Help children understand and communicate new knowledge

Small bricks for big ideas.

Make any academic task 'Figureoutable'.

Scaffold the cognitive functions that make learning happen

The Mind is a workshop constantly piecing together new information, this is otherwise known as thinking. This new teaching method makes cognition visual and learning new things more effective.

Organise your thoughts.
Talk them through.
Develop your understanding.

What literacy outcomes would we see?

Since its conception, schools have seen a positive impact in the broad domain of literacy. The methodology enhances comprehension of new material and helps learners communicate their understanding back into the written word.

"It helped me in my Geography and English as I normally get stuck in the writing. When we do stories it allows me to set up my ideas first. If I make a mistake I can just move the blocks before writing it out." Woody, Year 7, The Maltings Academy.

Enhance educational outcomes

New concepts are easier to understand if we can break ideas down into smaller parts. What results have we seen so far?

Improved academic engagement

Building with bricks is enjoyable. This helps sustain attention for longer periods of time.

Deeper conceptual understanding

Learners go beyond surface level details and explore deeper structures and patterns.

Better written work

Clearer writing is usually the product of clearer thinking.

Check out the resources

Your New thinking toolkit

We have developed a new set of tools to help users organise, connect and manipulate information.

Thinking Bricks

The bricks are designed to hold information, one piece per brick. They can be connected horizontally and vertically.

Miniature Whiteboards

These reusable cards are for 'parking' key ideas. They slot neatly into the bricks.


The new pens are fitted with an eraser for easier and more accurate editing.

The bottomline about 'Brickifying'

Is it all about memory and comprehension?
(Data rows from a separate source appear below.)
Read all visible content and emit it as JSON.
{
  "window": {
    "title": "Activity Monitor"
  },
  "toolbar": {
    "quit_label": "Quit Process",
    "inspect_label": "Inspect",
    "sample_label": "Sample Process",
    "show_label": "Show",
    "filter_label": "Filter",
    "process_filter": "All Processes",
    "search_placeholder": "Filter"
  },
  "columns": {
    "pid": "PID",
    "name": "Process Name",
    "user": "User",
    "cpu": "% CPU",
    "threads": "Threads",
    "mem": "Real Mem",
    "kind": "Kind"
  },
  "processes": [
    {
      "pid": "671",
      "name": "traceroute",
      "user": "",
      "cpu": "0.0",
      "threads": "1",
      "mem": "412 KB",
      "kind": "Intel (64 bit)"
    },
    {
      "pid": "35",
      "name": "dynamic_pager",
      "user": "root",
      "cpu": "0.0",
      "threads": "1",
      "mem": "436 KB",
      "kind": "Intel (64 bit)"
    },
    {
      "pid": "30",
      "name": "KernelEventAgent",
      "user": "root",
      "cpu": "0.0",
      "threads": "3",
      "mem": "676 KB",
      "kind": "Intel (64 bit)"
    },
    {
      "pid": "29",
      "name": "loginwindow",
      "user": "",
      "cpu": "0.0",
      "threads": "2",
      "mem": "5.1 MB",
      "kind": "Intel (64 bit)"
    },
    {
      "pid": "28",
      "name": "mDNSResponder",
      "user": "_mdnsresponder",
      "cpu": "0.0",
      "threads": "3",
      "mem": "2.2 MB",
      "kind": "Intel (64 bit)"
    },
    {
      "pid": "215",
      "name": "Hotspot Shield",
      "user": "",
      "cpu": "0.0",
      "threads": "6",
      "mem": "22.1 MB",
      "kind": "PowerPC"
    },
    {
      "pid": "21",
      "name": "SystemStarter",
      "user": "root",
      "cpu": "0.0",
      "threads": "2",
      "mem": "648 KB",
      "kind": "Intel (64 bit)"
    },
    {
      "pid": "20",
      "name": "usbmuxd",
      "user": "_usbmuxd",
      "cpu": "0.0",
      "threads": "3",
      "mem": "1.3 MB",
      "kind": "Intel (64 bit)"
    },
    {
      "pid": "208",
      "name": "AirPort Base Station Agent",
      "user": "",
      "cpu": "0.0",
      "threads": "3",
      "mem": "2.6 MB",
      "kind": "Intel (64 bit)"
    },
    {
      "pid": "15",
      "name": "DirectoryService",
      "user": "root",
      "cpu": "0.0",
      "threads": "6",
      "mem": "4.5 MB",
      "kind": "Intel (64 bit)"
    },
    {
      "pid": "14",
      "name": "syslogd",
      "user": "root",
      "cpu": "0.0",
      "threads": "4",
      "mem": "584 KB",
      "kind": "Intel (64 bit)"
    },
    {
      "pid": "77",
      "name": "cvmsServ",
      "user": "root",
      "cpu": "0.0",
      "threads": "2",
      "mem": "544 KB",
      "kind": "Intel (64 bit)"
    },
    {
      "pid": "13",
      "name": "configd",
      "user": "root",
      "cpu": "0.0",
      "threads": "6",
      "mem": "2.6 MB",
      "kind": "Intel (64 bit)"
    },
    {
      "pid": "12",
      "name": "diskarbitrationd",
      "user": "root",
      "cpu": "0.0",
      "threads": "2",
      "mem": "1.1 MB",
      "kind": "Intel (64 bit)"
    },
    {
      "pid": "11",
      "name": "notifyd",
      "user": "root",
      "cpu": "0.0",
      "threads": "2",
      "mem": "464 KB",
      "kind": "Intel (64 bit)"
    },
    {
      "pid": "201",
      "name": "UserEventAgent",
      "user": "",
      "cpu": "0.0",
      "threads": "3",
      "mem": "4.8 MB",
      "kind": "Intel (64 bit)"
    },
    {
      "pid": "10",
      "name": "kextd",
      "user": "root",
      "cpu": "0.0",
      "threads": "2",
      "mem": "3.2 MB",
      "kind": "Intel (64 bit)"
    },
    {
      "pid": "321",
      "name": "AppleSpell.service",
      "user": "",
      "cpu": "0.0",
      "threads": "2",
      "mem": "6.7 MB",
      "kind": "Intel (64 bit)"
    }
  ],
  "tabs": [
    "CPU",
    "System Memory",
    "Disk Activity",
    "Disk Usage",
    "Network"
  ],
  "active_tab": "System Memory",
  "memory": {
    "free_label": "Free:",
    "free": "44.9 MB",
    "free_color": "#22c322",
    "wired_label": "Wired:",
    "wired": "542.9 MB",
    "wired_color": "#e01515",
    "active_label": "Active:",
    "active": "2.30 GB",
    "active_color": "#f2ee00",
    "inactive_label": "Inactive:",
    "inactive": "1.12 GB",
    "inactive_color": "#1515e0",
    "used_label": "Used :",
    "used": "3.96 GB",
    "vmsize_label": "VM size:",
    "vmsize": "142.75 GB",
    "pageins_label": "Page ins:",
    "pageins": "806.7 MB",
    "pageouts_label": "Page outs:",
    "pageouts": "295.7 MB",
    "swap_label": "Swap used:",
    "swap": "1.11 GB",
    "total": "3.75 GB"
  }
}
No. Amongst the most widely cited outcomes are creativity and problem-solving capabilities.

When do we use it?

When you need to tackle something with lots of parts, prepare for a piece of writing, consolidate a body of knowledge or check for understanding.

Who is it for?

The process can be used to 'stretch' higher attaining pupils or support a child who is struggling with grasping a new concept. There are significant implications for dyslexia and autism.

What type of schools use this approach?

They are usually addressing one of these agendas:
1) Schools supporting a significant amount of disadvantaged learners.
2) Schools that are focused on developing lifelong learning traits.
3) Schools that are embracing a knowledge-rich curriculum.

What subjects is this good for?

The toolkits are perfect for simplifying any important concept or task. This could be in English, Science or the Humanities. It's useful for any body of knowledge with a clear structure.

Next steps for schools, trusts and alliances

Would you like an Online demo?

If you're curious about this approach and want to find out a little more then please get in contact. You can send an email to: